But how close are we to getting to the point where the NBA’s superstar players not only have an open and outright say in coaching and personnel decisions, but that those public pronouncements lead to successful hires?
We all know this is happening behind the scenes anyway. Just look at the Milwaukee Bucks’ ill-fated offseason pursuit of then-restricted free agent guard Bogdan Bogdanovic back in November.
Bleacher Report’s Jake Fischer reported that Giannis Antetokounmpo and his brother Thanasis kept in regular contact with the former Sacramento Kings sharpshooter.
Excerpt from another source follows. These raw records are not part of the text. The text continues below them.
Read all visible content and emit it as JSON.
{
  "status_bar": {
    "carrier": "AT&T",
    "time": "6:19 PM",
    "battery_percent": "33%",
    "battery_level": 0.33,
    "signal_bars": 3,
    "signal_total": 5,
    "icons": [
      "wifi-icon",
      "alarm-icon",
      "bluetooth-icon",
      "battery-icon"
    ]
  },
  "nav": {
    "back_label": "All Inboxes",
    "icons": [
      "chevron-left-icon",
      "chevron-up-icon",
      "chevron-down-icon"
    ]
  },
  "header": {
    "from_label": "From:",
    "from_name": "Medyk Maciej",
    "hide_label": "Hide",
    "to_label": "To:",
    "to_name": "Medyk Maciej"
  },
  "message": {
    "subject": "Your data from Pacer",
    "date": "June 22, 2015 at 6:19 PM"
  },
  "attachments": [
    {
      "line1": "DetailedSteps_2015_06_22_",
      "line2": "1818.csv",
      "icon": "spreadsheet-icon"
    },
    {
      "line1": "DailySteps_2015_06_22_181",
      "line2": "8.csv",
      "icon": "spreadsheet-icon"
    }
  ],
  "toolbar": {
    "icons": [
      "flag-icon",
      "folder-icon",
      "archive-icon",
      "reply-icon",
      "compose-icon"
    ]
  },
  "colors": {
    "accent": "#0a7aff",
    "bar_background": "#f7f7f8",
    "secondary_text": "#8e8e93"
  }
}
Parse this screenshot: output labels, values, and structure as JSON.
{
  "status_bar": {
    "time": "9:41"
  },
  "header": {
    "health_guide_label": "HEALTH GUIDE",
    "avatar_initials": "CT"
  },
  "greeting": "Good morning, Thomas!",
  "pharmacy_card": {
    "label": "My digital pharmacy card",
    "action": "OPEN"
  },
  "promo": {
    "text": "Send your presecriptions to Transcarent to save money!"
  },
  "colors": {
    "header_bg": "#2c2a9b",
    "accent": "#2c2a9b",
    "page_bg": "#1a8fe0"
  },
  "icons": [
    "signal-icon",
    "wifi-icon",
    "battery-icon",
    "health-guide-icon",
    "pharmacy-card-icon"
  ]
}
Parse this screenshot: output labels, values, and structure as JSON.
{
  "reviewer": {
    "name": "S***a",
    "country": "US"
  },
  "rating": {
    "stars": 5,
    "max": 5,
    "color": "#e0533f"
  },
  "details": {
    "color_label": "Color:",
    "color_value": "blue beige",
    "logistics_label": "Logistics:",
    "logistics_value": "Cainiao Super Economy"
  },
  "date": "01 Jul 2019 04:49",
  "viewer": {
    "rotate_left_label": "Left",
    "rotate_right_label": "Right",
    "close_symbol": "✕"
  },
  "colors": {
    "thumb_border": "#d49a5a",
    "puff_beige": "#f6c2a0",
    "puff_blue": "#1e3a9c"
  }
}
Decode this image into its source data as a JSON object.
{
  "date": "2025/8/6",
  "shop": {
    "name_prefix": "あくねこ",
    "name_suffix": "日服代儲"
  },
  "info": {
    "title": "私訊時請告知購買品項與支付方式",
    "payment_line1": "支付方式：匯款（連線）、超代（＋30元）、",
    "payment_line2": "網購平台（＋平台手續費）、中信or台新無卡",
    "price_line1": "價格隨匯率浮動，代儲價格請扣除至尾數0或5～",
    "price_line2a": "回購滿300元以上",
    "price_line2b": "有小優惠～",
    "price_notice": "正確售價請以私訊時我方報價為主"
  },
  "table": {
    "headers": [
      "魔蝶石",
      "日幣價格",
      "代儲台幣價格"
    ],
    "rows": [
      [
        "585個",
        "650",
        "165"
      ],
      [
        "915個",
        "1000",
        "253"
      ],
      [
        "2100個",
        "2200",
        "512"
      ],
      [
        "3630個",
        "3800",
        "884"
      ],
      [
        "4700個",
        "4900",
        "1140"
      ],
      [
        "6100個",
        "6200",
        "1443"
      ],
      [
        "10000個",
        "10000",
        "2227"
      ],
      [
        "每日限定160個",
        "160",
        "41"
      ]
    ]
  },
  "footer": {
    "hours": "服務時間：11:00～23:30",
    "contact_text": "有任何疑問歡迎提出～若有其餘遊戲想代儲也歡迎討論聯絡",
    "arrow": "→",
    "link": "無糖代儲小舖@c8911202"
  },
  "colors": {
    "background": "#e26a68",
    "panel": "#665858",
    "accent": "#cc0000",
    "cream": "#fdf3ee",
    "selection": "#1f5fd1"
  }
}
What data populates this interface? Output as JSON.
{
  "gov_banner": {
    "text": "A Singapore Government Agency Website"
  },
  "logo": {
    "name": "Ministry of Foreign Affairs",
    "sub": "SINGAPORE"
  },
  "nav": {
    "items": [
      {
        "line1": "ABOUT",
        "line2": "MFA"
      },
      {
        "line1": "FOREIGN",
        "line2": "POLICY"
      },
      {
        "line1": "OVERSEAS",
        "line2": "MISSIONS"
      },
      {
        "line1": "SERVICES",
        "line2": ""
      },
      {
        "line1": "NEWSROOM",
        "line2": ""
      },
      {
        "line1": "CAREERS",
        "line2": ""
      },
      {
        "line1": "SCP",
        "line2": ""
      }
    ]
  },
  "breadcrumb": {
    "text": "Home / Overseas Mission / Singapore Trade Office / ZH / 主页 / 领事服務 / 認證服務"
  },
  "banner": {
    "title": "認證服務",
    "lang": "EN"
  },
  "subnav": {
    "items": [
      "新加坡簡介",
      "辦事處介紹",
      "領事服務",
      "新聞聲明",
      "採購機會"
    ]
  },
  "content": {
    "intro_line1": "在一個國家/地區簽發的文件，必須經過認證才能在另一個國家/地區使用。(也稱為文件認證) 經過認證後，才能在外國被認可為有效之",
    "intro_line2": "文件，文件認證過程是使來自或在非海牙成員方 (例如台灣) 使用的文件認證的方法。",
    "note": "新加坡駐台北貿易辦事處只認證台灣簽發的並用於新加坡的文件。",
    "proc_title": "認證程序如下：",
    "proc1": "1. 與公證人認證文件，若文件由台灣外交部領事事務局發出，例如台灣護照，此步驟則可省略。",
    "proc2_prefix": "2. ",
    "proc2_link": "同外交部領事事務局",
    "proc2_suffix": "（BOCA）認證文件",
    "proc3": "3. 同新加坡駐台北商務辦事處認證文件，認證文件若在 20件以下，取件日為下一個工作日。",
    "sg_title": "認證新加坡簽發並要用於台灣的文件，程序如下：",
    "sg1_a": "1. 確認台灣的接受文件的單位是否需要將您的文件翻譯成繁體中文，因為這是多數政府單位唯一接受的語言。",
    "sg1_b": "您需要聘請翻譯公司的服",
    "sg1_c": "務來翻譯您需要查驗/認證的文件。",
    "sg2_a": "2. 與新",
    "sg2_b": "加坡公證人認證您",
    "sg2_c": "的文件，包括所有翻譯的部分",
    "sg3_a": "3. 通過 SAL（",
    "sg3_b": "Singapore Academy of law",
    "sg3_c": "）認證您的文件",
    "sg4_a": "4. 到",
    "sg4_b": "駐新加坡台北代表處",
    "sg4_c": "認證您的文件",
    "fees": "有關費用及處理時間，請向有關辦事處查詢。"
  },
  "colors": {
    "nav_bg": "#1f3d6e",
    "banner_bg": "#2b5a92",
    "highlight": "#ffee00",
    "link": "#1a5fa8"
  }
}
Then, on the same night that the Bucks acquired point guard Jrue Holiday in a blockbuster deal with New Orleans, reports surfaced that Milwaukee had orchestrated a sign-and-trade deal to bring Bogie to Wisconsin four days before free agency officially began.
This was viewed as a huge coup in an effort to convince the Greek Freak, who had just one year left on his contract at the time, to sign a supermax contract extension with the team.
After at least one team reportedly complained about this sign-and-trade agreement violating the league’s anti-tampering rules, however, Milwaukee’s deal for Bogdanovic quickly fell apart and the player ultimately signed a $72 million offer sheet with the Atlanta Hawks that Sacramento declined to match.
The NBA ruled that Milwaukee’s overzealousness qualified as tampering, and they lost a second-round pick as a result.
Bogdanovic is now playing a key role in Atlanta’s wildly successful playoff run, effectively confirming Giannis’ intuition with regards to personnel. For what it’s worth, Antetonkounmpo was sufficiently satisfied with the Bucks’ short and long-term prospects and ended up signing a five-year, $228 million extension with Milwaukee, the largest contract in NBA history to date.
There will always be rumors and speculation about players having or wanting real decision-making power, with Antetokounmpo being a recent but far-from-isolated example. But the Lillard-Kidd drama is the first time a personnel maneuver like this was so publicly, explicitly, out in the open rather than of behind the scenes (or in the shadows, as instances of tampering tend to be).
It’s unfortunate that the Lillard-Kidd situation played out uncomfortably, as a franchise superstar was simply trying to have a say in who his next head coach would be; the first one to be hired since his 2012 NBA debut. It didn’t work, but what if the next time a superstar tries this — perhaps inspired by Dame himself — it does?
What if a franchise player expresses his desire to hire either a head coach or acquire a player through the media or on his own social channels and the team actually grants this wish?
That would truly signal the next and newest phase and iteration of the current NBA player empowerment era. And it would seem to be just a matter of time.
How many team presidents and general managers around the league would be okay with this dramatic shift in the balance of personnel power toward the game’s preeminent players? How many would have pause, bristle, or push back on it? Right on cue, we’re already seeing this change behind the scenes, with former player agents like the Lakers’ Rob Pelinka, Golden State’s Bob Myers, and the Knicks’ Leon Rose and William Wesley getting more prominent executive jobs around the league.
Once a player like Lillard calls his shot and someone like Kidd really does become the Blazers’ head coach, how long before a new collective bargaining agreement permits players to hold formal executive titles with their teams, or even the NBA’s first ever player-GM?
And how long before the promise of this type of power becomes a key selling point for select teams courting superstars in free agency?
Those are questions that we’re far from being able to answer at the moment. But the Dame scenario that played out over the weekend certainly gives those in and around pro sports’ ultimate player empowerment league a lot to ponder in the years to come.